↓

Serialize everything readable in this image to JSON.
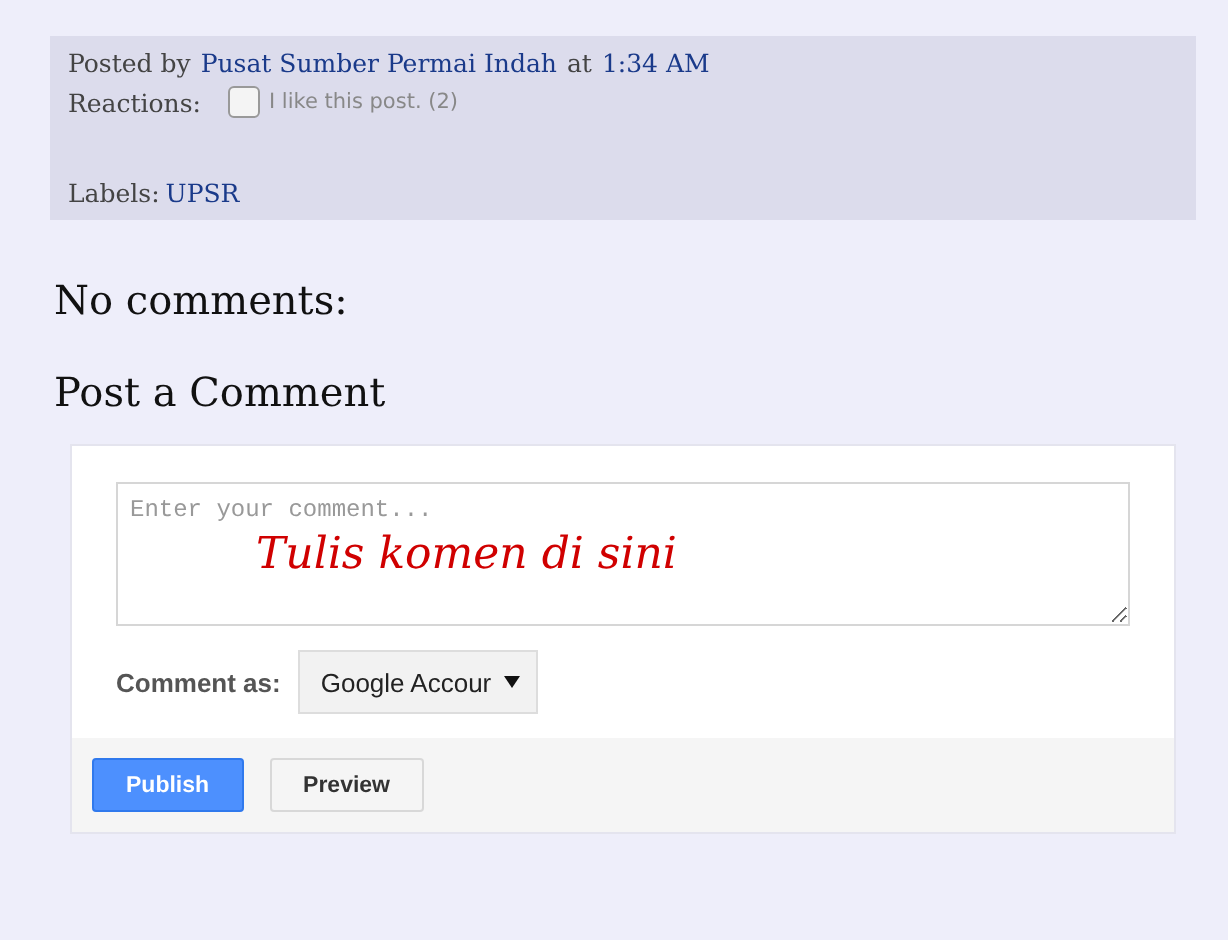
{
  "post_footer": {
    "posted_by_prefix": "Posted by",
    "author": "Pusat Sumber Permai Indah",
    "at": "at",
    "time": "1:34 AM",
    "reactions_label": "Reactions:",
    "reaction": {
      "label": "I like this post. (2)",
      "checked": false
    },
    "labels_prefix": "Labels:",
    "labels": [
      "UPSR"
    ]
  },
  "comments_heading": "No comments:",
  "post_comment_heading": "Post a Comment",
  "comment_form": {
    "placeholder": "Enter your comment...",
    "annotation": "Tulis komen di sini",
    "comment_as_label": "Comment as:",
    "identity": "Google Accour",
    "buttons": [
      {
        "label": "Publish",
        "kind": "primary"
      },
      {
        "label": "Preview",
        "kind": "secondary"
      }
    ]
  }
}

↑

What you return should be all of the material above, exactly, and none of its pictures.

*Answer for this exercise*:
Serialize everything readable in this image to JSON.
{
  "post_footer": {
    "posted_by_prefix": "Posted by",
    "author": "Pusat Sumber Permai Indah",
    "at": "at",
    "time": "1:34 AM",
    "reactions_label": "Reactions:",
    "reaction": {
      "label": "I like this post. (2)",
      "checked": false
    },
    "labels_prefix": "Labels:",
    "labels": [
      "UPSR"
    ]
  },
  "comments_heading": "No comments:",
  "post_comment_heading": "Post a Comment",
  "comment_form": {
    "placeholder": "Enter your comment...",
    "annotation": "Tulis komen di sini",
    "comment_as_label": "Comment as:",
    "identity": "Google Accour",
    "buttons": [
      {
        "label": "Publish",
        "kind": "primary"
      },
      {
        "label": "Preview",
        "kind": "secondary"
      }
    ]
  }
}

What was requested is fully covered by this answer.